* _DATA FOR ANALYSIS_:
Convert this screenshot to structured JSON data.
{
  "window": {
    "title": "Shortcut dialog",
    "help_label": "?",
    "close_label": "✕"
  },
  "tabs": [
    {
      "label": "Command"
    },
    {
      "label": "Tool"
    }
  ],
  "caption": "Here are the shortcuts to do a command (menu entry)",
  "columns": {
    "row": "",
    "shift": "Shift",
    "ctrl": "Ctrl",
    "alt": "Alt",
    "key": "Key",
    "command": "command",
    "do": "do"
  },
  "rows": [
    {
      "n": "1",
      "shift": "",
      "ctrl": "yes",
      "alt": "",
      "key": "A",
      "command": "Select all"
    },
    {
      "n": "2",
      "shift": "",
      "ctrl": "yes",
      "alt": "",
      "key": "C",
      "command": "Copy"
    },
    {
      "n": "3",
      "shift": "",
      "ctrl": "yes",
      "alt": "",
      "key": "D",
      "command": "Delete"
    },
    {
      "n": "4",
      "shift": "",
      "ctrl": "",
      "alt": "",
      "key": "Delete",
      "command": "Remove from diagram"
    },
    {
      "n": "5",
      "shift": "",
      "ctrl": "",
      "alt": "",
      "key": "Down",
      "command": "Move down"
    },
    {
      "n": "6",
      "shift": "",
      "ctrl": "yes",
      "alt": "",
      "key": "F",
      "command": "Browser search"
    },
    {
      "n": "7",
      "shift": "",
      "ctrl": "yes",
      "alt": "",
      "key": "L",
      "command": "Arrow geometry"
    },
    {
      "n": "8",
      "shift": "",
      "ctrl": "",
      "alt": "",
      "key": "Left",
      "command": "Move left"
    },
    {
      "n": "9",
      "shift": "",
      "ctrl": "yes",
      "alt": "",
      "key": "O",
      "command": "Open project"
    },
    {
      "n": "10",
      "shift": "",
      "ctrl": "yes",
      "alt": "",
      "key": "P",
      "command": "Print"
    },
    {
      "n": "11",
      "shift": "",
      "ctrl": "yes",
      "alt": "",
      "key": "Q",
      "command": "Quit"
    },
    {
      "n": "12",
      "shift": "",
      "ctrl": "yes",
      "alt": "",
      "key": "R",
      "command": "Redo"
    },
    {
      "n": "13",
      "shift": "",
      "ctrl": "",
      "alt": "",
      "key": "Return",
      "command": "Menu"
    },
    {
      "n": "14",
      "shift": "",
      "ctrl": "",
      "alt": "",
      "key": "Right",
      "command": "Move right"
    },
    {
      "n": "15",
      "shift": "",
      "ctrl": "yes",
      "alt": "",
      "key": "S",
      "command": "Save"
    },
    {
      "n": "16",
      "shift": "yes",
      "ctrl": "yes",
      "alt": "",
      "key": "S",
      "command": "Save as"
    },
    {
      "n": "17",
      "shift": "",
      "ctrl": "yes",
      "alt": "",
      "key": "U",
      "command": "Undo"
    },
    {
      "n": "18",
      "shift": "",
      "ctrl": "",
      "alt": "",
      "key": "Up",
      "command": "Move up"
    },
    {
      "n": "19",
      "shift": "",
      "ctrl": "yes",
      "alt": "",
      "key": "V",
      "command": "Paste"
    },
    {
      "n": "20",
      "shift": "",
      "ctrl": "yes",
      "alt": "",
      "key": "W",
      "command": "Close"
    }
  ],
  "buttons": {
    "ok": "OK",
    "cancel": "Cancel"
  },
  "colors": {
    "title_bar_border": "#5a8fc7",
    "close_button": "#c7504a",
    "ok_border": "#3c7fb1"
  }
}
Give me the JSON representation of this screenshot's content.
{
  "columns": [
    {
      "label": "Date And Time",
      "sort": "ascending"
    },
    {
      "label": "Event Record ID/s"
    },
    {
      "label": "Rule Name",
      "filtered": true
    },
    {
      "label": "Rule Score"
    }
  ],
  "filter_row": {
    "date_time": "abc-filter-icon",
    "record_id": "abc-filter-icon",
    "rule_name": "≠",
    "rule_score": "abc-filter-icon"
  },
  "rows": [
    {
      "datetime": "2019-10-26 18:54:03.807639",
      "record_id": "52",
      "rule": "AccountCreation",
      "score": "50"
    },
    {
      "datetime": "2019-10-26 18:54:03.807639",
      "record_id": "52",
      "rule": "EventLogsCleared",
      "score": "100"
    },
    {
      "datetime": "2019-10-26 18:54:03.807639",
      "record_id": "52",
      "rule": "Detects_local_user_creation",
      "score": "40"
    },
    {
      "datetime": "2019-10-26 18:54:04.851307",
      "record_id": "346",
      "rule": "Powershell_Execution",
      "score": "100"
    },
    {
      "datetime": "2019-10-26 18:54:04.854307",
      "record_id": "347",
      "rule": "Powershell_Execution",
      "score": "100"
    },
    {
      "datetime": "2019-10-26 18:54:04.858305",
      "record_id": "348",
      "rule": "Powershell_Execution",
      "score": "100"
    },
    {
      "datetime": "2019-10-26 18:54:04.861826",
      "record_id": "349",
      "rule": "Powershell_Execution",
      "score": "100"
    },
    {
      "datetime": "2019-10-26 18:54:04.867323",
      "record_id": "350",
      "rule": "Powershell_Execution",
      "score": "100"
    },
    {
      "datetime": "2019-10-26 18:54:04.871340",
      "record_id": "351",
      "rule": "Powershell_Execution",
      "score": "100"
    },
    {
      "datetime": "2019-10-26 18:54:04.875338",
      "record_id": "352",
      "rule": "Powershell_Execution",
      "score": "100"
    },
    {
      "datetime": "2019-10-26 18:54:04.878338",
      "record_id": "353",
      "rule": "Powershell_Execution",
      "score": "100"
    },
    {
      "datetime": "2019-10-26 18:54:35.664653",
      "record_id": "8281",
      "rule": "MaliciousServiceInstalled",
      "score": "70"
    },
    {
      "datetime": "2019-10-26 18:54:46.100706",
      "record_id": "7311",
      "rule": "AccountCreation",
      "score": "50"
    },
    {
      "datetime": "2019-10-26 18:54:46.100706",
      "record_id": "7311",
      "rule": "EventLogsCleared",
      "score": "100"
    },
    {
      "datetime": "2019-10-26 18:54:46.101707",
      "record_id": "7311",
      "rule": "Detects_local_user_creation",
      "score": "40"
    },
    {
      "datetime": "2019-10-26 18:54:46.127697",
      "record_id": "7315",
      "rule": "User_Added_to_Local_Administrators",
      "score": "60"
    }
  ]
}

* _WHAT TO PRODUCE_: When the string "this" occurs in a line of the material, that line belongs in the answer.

* _RESULT_:
Convert this screenshot to structured JSON data.
Give me the JSON representation of this screenshot's content.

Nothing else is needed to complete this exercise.